1. Injective because every x has a unique corresponding f(x). Each x only maps to one f(x).
Surjective because for all of the codomain there is at least one x. Is this a correct way of thinking of it?
This means it is bijective.

2. Not injective because f(-2) = f(2). Not every x has a unique f(x).
Not surjective because the codomain is R and the function is not defined in R-.

3. Injective. By changing the domain to [0, oo) this removes the problem of each x (apart from zero) having two corresponding f(x).
Not surjective. Still not defined in R-.

4. Injective. Same as 3.
Surjective. By limiting the codomain to [0, oo) this sets the codomain equal to the range.

5. Injective. Each x maps to a unique f(x)
Not surjective. Parts of the codomain are undefined. Would this be surjective if we made the codomain R+

6. Not injective. R- of the domain is undefined for f(x).
Surjective. The whole codomain has been mapped onto by x.

Any comments on how I approached this? Mistakes? Thanks!

2. 1 f: R -->R s.t f(x) = 2x +1

surjective. better to prove more explicitly:

let $y \in \mathbb{R}$. We need to show $\exists x \in \mathbb{R}$ s.t. $f(x)=y$. Note that $y= 2x +1 \Leftrightarrow y-1= 2x \Leftrightarrow \frac{y-1}{2}=x$. so let $x:=\frac{y-1}{2}$ so that $f(x)$ is onto.

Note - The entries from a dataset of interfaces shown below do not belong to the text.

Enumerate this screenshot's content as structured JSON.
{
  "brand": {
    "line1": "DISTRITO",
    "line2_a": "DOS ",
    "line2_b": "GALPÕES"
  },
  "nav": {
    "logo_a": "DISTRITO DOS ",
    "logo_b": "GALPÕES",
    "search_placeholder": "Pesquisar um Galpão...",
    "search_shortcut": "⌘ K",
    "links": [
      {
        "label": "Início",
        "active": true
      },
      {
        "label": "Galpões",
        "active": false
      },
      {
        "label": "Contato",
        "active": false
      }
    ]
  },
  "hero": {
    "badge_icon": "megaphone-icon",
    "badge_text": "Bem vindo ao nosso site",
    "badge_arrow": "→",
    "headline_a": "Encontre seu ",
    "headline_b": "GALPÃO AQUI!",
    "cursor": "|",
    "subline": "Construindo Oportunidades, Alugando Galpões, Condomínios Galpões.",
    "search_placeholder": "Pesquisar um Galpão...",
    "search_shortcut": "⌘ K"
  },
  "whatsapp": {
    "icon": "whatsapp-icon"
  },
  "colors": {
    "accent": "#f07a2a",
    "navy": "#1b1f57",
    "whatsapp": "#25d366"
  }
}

3. Originally Posted by GaloisTheory1
1 f: R -->R s.t f(x) = 2x +1

surjective. better to prove more explicitly:

let $y \in \mathbb{R}$. We need to show $\exists x \in \mathbb{R}$ s.t. $f(x)=y$. Note that $y= 2x +1 \Leftrightarrow y-1= 2x \Leftrightarrow \frac{y-1}{2}=x$. so let $x:=\frac{y-1}{2}$ so that $f(x)$ is onto.

So for the second one I'd say someting like y = x^2 but x ≠ (y)^0.5 for all the codomain?